JumpingropeWhether you’re looking to expand your personal training repertoire or want to offer group fitness clients more options, or maybe just want a way to reboot your own fitness without having to venture outside, rope jumping is an excellent modality to explore.

The Many Benefits of Jumping Rope

Now more than ever, jumping rope—or skipping as it’s referred to outside the United States— is quite an attractive exercise option. It can be done indoors in the comfort of your home, or in your garage, yard, or driveway—if you happen to have one. Since you don’t need to wear a face-covering while jumping rope at home, you’ll be more comfortable and will be able to exercise at a higher intensity than if you were running or cycling outdoors with a mask on when physical distancing poses a challenge. 

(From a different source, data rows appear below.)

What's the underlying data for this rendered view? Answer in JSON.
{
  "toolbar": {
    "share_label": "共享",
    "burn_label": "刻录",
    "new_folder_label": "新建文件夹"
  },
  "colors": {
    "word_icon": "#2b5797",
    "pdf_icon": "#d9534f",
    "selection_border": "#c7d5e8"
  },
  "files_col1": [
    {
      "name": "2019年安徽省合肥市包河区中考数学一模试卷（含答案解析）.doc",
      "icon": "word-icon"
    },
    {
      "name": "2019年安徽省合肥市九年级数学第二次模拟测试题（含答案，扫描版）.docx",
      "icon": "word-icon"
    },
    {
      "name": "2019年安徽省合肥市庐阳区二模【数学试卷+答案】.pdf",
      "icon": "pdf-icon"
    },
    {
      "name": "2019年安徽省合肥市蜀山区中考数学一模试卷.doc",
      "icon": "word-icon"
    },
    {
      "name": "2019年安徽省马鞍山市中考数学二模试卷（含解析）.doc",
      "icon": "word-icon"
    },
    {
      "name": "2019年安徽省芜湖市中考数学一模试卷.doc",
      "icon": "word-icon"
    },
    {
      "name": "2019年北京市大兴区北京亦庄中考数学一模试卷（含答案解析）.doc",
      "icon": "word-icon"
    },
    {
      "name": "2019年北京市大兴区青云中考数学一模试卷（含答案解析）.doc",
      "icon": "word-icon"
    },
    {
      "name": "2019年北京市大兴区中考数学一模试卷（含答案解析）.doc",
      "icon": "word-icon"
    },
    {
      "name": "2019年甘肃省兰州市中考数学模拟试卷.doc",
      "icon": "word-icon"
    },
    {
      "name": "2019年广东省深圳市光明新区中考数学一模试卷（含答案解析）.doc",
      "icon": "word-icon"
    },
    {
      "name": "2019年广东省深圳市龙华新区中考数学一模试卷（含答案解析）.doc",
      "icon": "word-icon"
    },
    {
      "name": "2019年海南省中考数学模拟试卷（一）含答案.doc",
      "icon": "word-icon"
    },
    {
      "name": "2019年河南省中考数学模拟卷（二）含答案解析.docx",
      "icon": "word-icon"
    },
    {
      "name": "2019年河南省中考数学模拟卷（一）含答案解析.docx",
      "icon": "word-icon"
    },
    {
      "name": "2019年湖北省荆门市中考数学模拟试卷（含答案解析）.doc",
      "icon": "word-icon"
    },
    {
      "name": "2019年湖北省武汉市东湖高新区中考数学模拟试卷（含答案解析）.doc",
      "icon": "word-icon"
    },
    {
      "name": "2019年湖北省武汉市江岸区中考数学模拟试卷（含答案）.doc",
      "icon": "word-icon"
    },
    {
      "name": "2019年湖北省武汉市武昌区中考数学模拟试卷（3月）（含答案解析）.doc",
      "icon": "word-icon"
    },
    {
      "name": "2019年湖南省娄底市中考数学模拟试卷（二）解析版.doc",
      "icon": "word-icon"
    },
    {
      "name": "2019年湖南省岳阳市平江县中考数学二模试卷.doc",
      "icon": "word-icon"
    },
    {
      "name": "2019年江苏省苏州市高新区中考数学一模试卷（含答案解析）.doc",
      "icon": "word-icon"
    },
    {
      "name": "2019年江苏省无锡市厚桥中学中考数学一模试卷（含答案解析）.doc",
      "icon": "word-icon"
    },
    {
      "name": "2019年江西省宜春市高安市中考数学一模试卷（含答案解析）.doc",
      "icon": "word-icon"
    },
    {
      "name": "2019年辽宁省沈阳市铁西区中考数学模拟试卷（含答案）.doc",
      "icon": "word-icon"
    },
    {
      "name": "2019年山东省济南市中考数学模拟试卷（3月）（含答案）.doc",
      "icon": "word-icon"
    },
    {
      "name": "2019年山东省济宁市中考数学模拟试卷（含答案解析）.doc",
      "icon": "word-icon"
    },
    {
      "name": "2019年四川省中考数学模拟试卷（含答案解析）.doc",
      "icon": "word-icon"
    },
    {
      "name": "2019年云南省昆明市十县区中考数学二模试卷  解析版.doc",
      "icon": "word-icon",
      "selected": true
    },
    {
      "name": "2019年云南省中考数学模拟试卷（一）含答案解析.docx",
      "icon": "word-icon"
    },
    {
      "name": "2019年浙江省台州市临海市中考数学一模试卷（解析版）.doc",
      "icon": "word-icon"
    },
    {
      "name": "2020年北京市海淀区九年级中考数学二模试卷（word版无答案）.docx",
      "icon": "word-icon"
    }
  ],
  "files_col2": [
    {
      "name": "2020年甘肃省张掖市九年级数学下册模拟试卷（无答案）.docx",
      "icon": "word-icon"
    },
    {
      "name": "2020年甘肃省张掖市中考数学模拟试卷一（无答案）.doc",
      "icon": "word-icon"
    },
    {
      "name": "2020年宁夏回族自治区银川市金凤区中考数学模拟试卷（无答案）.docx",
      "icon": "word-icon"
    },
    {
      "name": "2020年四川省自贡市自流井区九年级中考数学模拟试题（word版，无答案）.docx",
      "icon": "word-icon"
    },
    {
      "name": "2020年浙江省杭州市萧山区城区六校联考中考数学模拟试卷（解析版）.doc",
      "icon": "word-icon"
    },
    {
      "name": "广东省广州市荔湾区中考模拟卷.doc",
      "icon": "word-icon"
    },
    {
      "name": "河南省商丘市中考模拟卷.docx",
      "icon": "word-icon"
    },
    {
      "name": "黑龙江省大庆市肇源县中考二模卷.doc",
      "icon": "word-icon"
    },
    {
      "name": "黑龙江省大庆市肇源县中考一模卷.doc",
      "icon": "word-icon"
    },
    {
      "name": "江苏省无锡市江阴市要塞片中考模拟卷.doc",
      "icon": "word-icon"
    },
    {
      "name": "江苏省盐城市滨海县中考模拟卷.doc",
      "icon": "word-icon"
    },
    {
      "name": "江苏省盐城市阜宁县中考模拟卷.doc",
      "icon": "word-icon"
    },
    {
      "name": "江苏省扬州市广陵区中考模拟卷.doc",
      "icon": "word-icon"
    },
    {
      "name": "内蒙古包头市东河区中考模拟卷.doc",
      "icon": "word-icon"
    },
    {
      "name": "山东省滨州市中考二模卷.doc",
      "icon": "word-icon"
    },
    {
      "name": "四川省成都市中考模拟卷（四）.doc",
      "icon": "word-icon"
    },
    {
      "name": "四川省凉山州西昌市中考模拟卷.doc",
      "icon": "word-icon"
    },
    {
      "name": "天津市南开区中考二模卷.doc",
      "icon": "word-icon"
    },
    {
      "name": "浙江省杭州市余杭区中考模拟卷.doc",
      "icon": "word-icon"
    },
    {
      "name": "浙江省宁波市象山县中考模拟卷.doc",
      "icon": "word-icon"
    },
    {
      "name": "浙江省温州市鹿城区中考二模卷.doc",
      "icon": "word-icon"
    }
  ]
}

Speaking to the fitness and health benefits, rope jumping compares favorably with most other cardio modalities. You can expect to improve your cardiovascular conditioning, coordination, agility, quickness, speed, lower body muscular endurance (particularly your calves!), bone density, and rhythm and timing! 

In terms of caloric expenditure, research by McArdle, Katch, and Katch (2014) determined that an adult weighing 150 pounds will burn roughly 12 calories per minute jumping rope at a relatively comfortable pace of 125 revolutions per minute. That’s nearly identical to the number of calories the same person would burn running at a 10-minute-per mile pace but with potentially less wear and tear on their joints. Jumping at a faster pace, using a weighted rope, or performing a challenging step—such as the double under—can increase caloric expenditure significantly.

But Wait There’s More!

Other features of jumping rope that may entice skeptics such as a surprisingly quick learning curve include: 

  • Cost: you can purchase a high-quality rope for less than $10
  • Portability: a standard rope weighs only 4 ounces and can fit in a small bag
  • Efficiency: a thorough workout can be completed in less than 30 minutes
  • Variety: there are endless steps and sequences to learn
  • Fun Factor: jumping rope pairs nicely with music, feels much like dancing, and can be done solo, in pairs, or in groups so the whole family can join in

And if you want to jump with a buddy in a neighboring household or with a friend across the ocean you can do so safely and virtually using some of these wonderful tips.

 Tim Explains Jumping Rope

Getting Started

Start Gradually. If you decide to “jump in” (pardon the pun), make sure you start gradually to give your body plenty of time to adapt to the new physical demands being placed on it. And as you progress, try to limit your increases in jumping volume to no more than roughly 10% each week. 

Size Matters. If you already own a jump rope of the correct length, you’re good to go. What’s the correct size you ask? When you stand on your rope with one foot and pull the handles (and the rope) up toward the sky so that the rope is taut, the top of the handles should reach your armpits. If you don’t have a rope of the correct length, we suggest you purchase one that can be shortened as opposed to a fixed-length rope. As you become a more proficient rope jumper, you’ll be able to use a shorter and shorter rope, hence the appeal of a rope that can be adjusted.

Watch a Video. There’s no shortage of excellent rope jumping video tutorials on YouTube and Vimeo and there is even a variety of virtual jump rope classes you can check out. If you decide you’d like to be a jump rope coach or teacher, we invite you to consider Punk Rope’s Jump Rope Instructor Certification which has been in existence since 2004 and includes 1.8 NFPT CECs. 

Even after the pandemic is over you might have fallen so deeply in love with rope jumping that you’ll “skip” your next run.

About the Author

Tim Haft Tim Haft founded Punk Rope in 2004 as a way to share his passion for rope jumping, playful fitness, music, and building community. Tim has taught jump rope workshops and classes at traditional gyms, CrossFit boxes, community centers, schools, and colleges throughout the US and has certified more than 1,200 jump rope instructors. The Punk Rope YouTube channel features more than 100 video tutorials that have been viewed more than 2.5 million times. Giving back is a big part of Punk Rope’s mission: for every jump rope the company sells, they donate another to a child in need. You can connect with Tim and Punk Rope on Instagram, and Facebook.

 


References:

McArdle, WD, Katch, FI, and Katch, VL. Exercise Physiology: Nutrition, Energy, and Human Performance. Lippincott Williams & Wilkins (2014).